ALBUQUERQUE, N.M. — Buddy, a really cute 2-year-old girl dog, lost her composure and released a bladder full of urine with almost any hint of excitement. When I met her, she was scanning the room, on the lookout for any possible threat to her well-being. She held herself somewhat low, her weight shifted back. Her tail hung at about 30 degrees below the horizontal. It didn’t move. Her ears were retracted. She was still under control, but not by a lot. Sweaty paws, to be sure.

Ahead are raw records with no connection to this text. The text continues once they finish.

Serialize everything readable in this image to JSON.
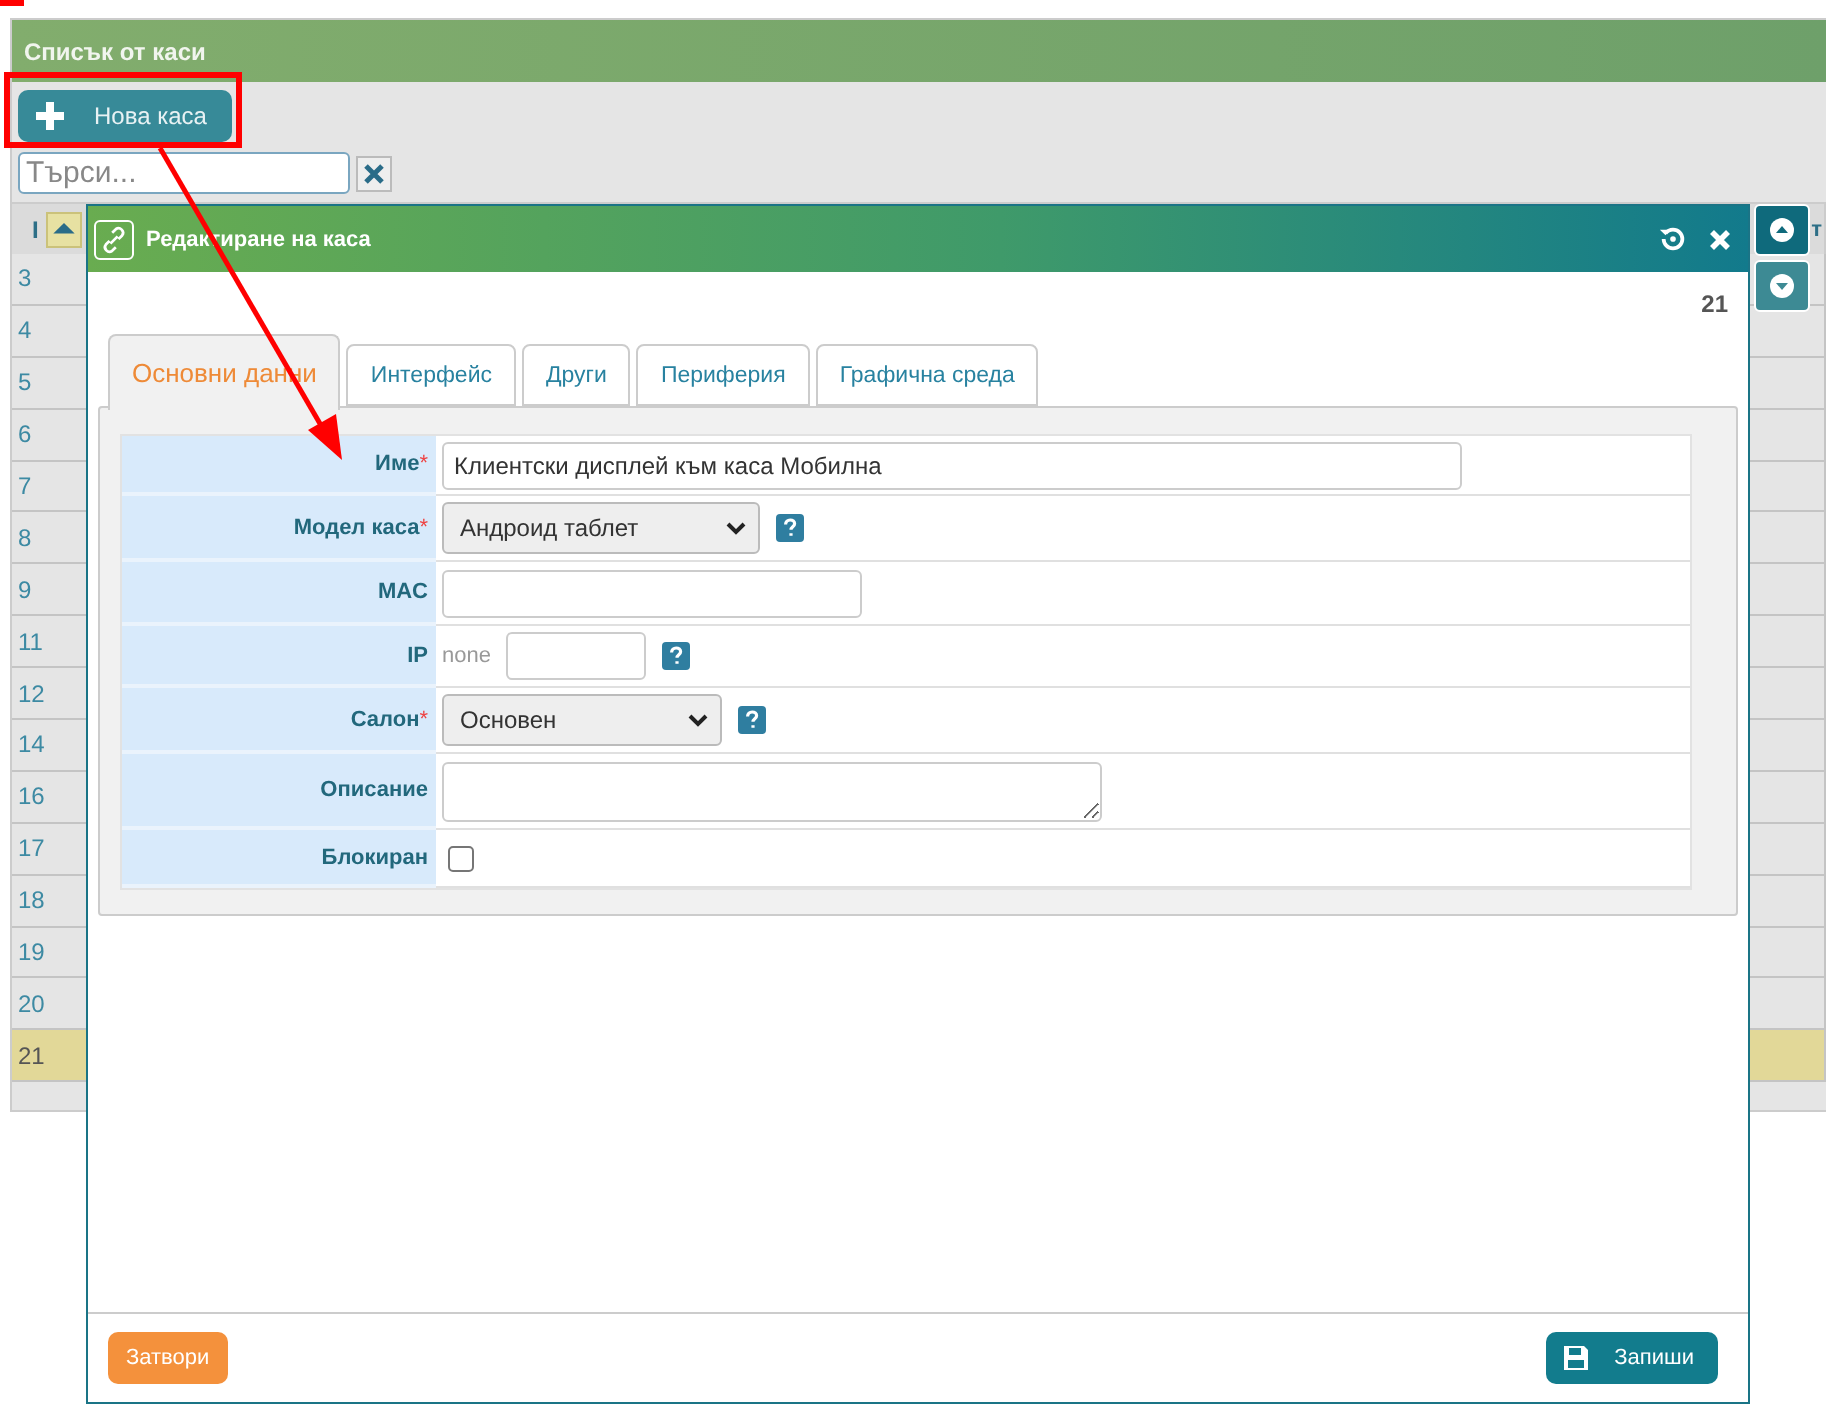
{
  "page": {
    "title": "Списък от каси",
    "new_button": "Нова каса",
    "search": {
      "placeholder": "Търси..."
    },
    "table": {
      "columns": [
        {
          "label": "I",
          "sorted": true
        },
        {
          "label": "т",
          "sorted": false
        }
      ],
      "rows": [
        {
          "id": "3",
          "selected": false
        },
        {
          "id": "4",
          "selected": false
        },
        {
          "id": "5",
          "selected": false
        },
        {
          "id": "6",
          "selected": false
        },
        {
          "id": "7",
          "selected": false
        },
        {
          "id": "8",
          "selected": false
        },
        {
          "id": "9",
          "selected": false
        },
        {
          "id": "11",
          "selected": false
        },
        {
          "id": "12",
          "selected": false
        },
        {
          "id": "14",
          "selected": false
        },
        {
          "id": "16",
          "selected": false
        },
        {
          "id": "17",
          "selected": false
        },
        {
          "id": "18",
          "selected": false
        },
        {
          "id": "19",
          "selected": false
        },
        {
          "id": "20",
          "selected": false
        },
        {
          "id": "21",
          "selected": true
        }
      ]
    }
  },
  "dialog": {
    "title": "Редактиране на каса",
    "record_id": "21",
    "tabs": [
      {
        "label": "Основни данни",
        "selected": true
      },
      {
        "label": "Интерфейс",
        "selected": false
      },
      {
        "label": "Други",
        "selected": false
      },
      {
        "label": "Периферия",
        "selected": false
      },
      {
        "label": "Графична среда",
        "selected": false
      }
    ],
    "fields": [
      {
        "kind": "text",
        "label": "Име",
        "required_mark": "*",
        "value": "Клиентски дисплей към каса Мобилна",
        "help": false
      },
      {
        "kind": "select",
        "label": "Модел каса",
        "required_mark": "*",
        "value": "Андроид таблет",
        "help": true
      },
      {
        "kind": "text",
        "label": "MAC",
        "help": false
      },
      {
        "kind": "ip",
        "label": "IP",
        "prefix": "none",
        "help": true
      },
      {
        "kind": "select",
        "label": "Салон",
        "required_mark": "*",
        "value": "Основен",
        "help": true
      },
      {
        "kind": "textarea",
        "label": "Описание",
        "help": false
      },
      {
        "kind": "checkbox",
        "label": "Блокиран",
        "checked": false,
        "help": false
      }
    ],
    "close_button": "Затвори",
    "save_button": "Запиши"
  }
}
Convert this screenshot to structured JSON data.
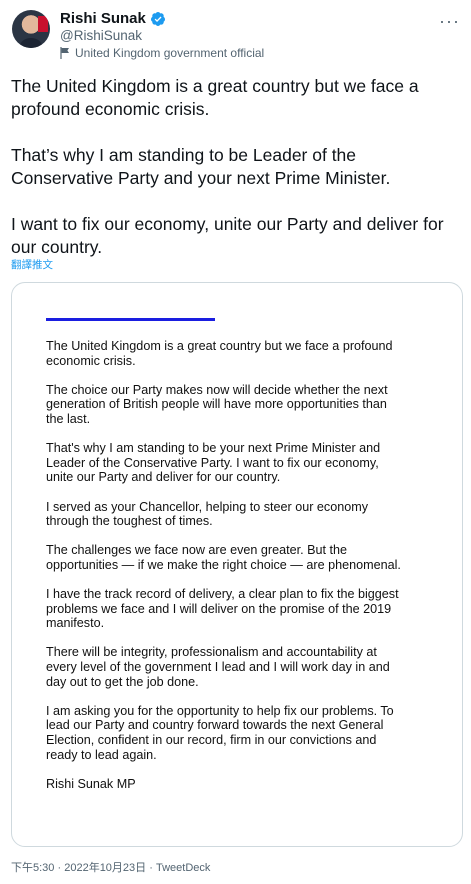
{
  "author": {
    "name": "Rishi Sunak",
    "handle": "@RishiSunak",
    "label": "United Kingdom government official",
    "icons": {
      "verified": "verified-badge-icon",
      "label": "flag-icon",
      "more": "more-options-icon"
    },
    "accent_color": "#1d9bf0"
  },
  "tweet": {
    "paragraphs": [
      "The United Kingdom is a great country but we face a profound economic crisis.",
      "That’s why I am standing to be Leader of the Conservative Party and your next Prime Minister.",
      "I want to fix our economy, unite our Party and deliver for our country."
    ],
    "translate_label": "翻譯推文"
  },
  "letter": {
    "bar_color": "#1a1ee0",
    "paragraphs": [
      "The United Kingdom is a great country but we face a profound economic crisis.",
      "The choice our Party makes now will decide whether the next generation of British people will have more opportunities than the last.",
      "That's why I am standing to be your next Prime Minister and Leader of the Conservative Party. I want to fix our economy, unite our Party and deliver for our country.",
      "I served as your Chancellor, helping to steer our economy through the toughest of times.",
      "The challenges we face now are even greater. But the opportunities — if we make the right choice — are phenomenal.",
      "I have the track record of delivery, a clear plan to fix the biggest problems we face and I will deliver on the promise of the 2019 manifesto.",
      "There will be integrity, professionalism and accountability at every level of the government I lead and I will work day in and day out to get the job done.",
      "I am asking you for the opportunity to help fix our problems. To lead our Party and country forward towards the next General Election, confident in our record, firm in our convictions and ready to lead again.",
      "Rishi Sunak MP"
    ]
  },
  "footer": {
    "time": "下午5:30",
    "separator": "·",
    "date": "2022年10月23日",
    "source": "TweetDeck"
  }
}
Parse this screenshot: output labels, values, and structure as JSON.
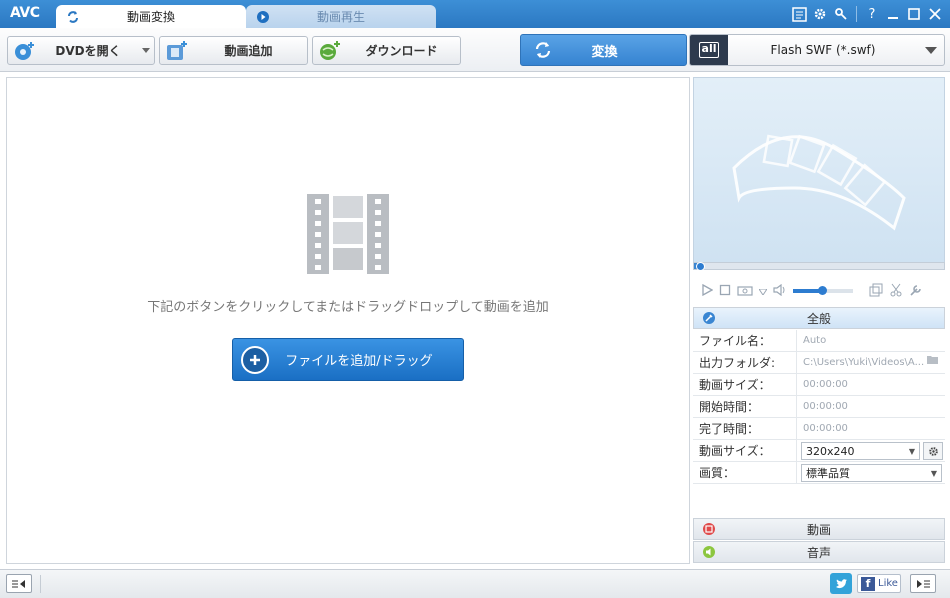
{
  "app": {
    "logo": "AVC"
  },
  "tabs": [
    {
      "label": "動画変換",
      "active": true
    },
    {
      "label": "動画再生",
      "active": false
    }
  ],
  "window_controls": [
    "menu-icon",
    "gear-icon",
    "key-icon",
    "help-icon",
    "minimize-icon",
    "maximize-icon",
    "close-icon"
  ],
  "window_labels": {
    "help": "?"
  },
  "toolbar": {
    "dvd_open": "DVDを開く",
    "add_video": "動画追加",
    "download": "ダウンロード",
    "convert": "変換",
    "format_badge": "all",
    "format": "Flash SWF (*.swf)"
  },
  "main": {
    "hint": "下記のボタンをクリックしてまたはドラッグドロップして動画を追加",
    "add_file_button": "ファイルを追加/ドラッグ"
  },
  "preview": {
    "seek_position": 0.01,
    "volume_level": 0.48
  },
  "sections": {
    "general": "全般",
    "video": "動画",
    "audio": "音声"
  },
  "properties": [
    {
      "name": "ファイル名：",
      "value": "Auto"
    },
    {
      "name": "出力フォルダ:",
      "value": "C:\\Users\\Yuki\\Videos\\A..."
    },
    {
      "name": "動画サイズ：",
      "value": "00:00:00"
    },
    {
      "name": "開始時間：",
      "value": "00:00:00"
    },
    {
      "name": "完了時間：",
      "value": "00:00:00"
    },
    {
      "name": "動画サイズ：",
      "value": "320x240"
    },
    {
      "name": "画質：",
      "value": "標準品質"
    }
  ],
  "status": {
    "like": "Like",
    "facebook_glyph": "f"
  },
  "colors": {
    "title_bar": "#2b78c2",
    "convert_button": "#3583d1",
    "add_button": "#1a6fc4"
  }
}
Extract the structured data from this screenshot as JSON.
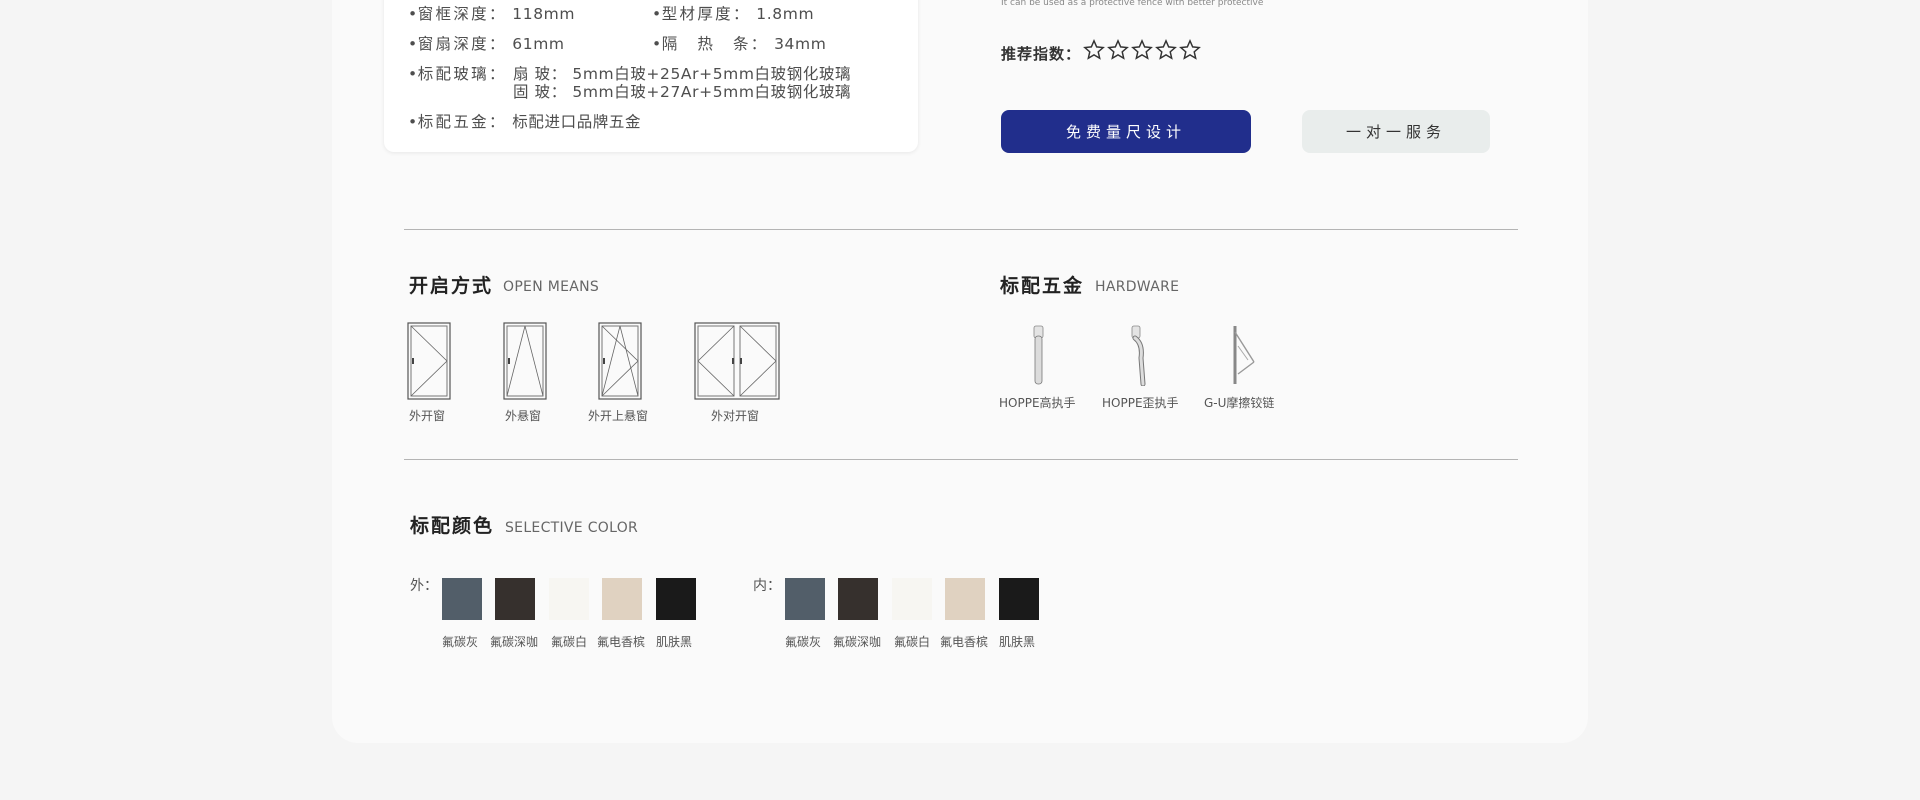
{
  "specs": {
    "frame_depth": {
      "label": "窗框深度：",
      "value": "118mm"
    },
    "profile_thickness": {
      "label": "型材厚度：",
      "value": "1.8mm"
    },
    "sash_depth": {
      "label": "窗扇深度：",
      "value": "61mm"
    },
    "thermal_strip": {
      "label": "隔　热　条：",
      "value": "34mm"
    },
    "glass": {
      "label": "标配玻璃：",
      "sash_prefix": "扇 玻：",
      "sash_value": "5mm白玻+25Ar+5mm白玻钢化玻璃",
      "fixed_prefix": "固 玻：",
      "fixed_value": "5mm白玻+27Ar+5mm白玻钢化玻璃"
    },
    "hardware": {
      "label": "标配五金：",
      "value": "标配进口品牌五金"
    }
  },
  "tagline": "It can be used as a protective fence with better protective",
  "rating": {
    "label": "推荐指数：",
    "stars": 5
  },
  "buttons": {
    "measure": "免费量尺设计",
    "service": "一对一服务"
  },
  "open_means": {
    "title": "开启方式",
    "subtitle": "OPEN MEANS",
    "items": [
      {
        "label": "外开窗",
        "icon": "casement-window-icon"
      },
      {
        "label": "外悬窗",
        "icon": "awning-window-icon"
      },
      {
        "label": "外开上悬窗",
        "icon": "tilt-turn-window-icon"
      },
      {
        "label": "外对开窗",
        "icon": "double-casement-window-icon"
      }
    ]
  },
  "hardware_section": {
    "title": "标配五金",
    "subtitle": "HARDWARE",
    "items": [
      {
        "label": "HOPPE高执手",
        "icon": "high-handle-icon"
      },
      {
        "label": "HOPPE歪执手",
        "icon": "curved-handle-icon"
      },
      {
        "label": "G-U摩擦铰链",
        "icon": "friction-hinge-icon"
      }
    ]
  },
  "colors": {
    "title": "标配颜色",
    "subtitle": "SELECTIVE COLOR",
    "outer_label": "外：",
    "inner_label": "内：",
    "swatches": [
      {
        "name": "氟碳灰",
        "hex": "#525e69"
      },
      {
        "name": "氟碳深咖",
        "hex": "#36302d"
      },
      {
        "name": "氟碳白",
        "hex": "#f7f6f2"
      },
      {
        "name": "氟电香槟",
        "hex": "#e0d2c1"
      },
      {
        "name": "肌肤黑",
        "hex": "#1a1a1a"
      }
    ]
  }
}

I quietly invited Buddy and her mom to follow me to the exam room. As soon as I sat down, Buddy quickly began sniffing and investigating her new surroundings. These were good signs. The treats that I dropped and later handed to this curious dog further reduced her tension. We were doing OK. No urine had been spilled.
Buddy had lots of triggers for a bladder catharsis. Her dad arriving home from work, her people talking “sweetly” and either of them attaching a leash to her collar. She startled with quick movements and even sudden events on TV. She paced nervously and whined during car rides. She was always hypervigilant.
In addition to excitement/submissive urination, the growing list of triggers for Buddy earned her the diagnosis of generalized anxiety disorder. She badly needed to abandon her angst. I told her mom to kill the TV when Buddy was in the room. Dad was to call or text before arriving home so Buddy could be put in another room. After he was seated, Buddy could approach him when she was ready.
Anxious dogs need security. No human was ever to approach, reach for, lean over or stare at Buddy. People needed to squat or sit, turn to the side and avoid looking directly at Buddy before inviting her to interact.
Buddy needed a little more help. Imipramine is a safe antianxiety medication that also causes moderate urine retention in the bladder. Rather than gushing at the drop of a hat, Buddy now stays calmer and drier. Everybody’s quality of life has improved. This well-loved dog now enjoys a more peaceful life.
Each week, Dr. Jeff Nichol makes a short video or podcast to help bring out the best in pets. Sign up at no charge at drjeffnichol.com and also get the Emergency & First Aid guide. Dr. Nichol treats behavior disorders at the Veterinary Emergency & Specialty Centers in Albuquerque and Santa Fe (505-792-5131). Post behavioral or physical questions at facebook.com/drjeffnichol or by mail to 4000 Montgomery NE, Albuquerque, NM 87109.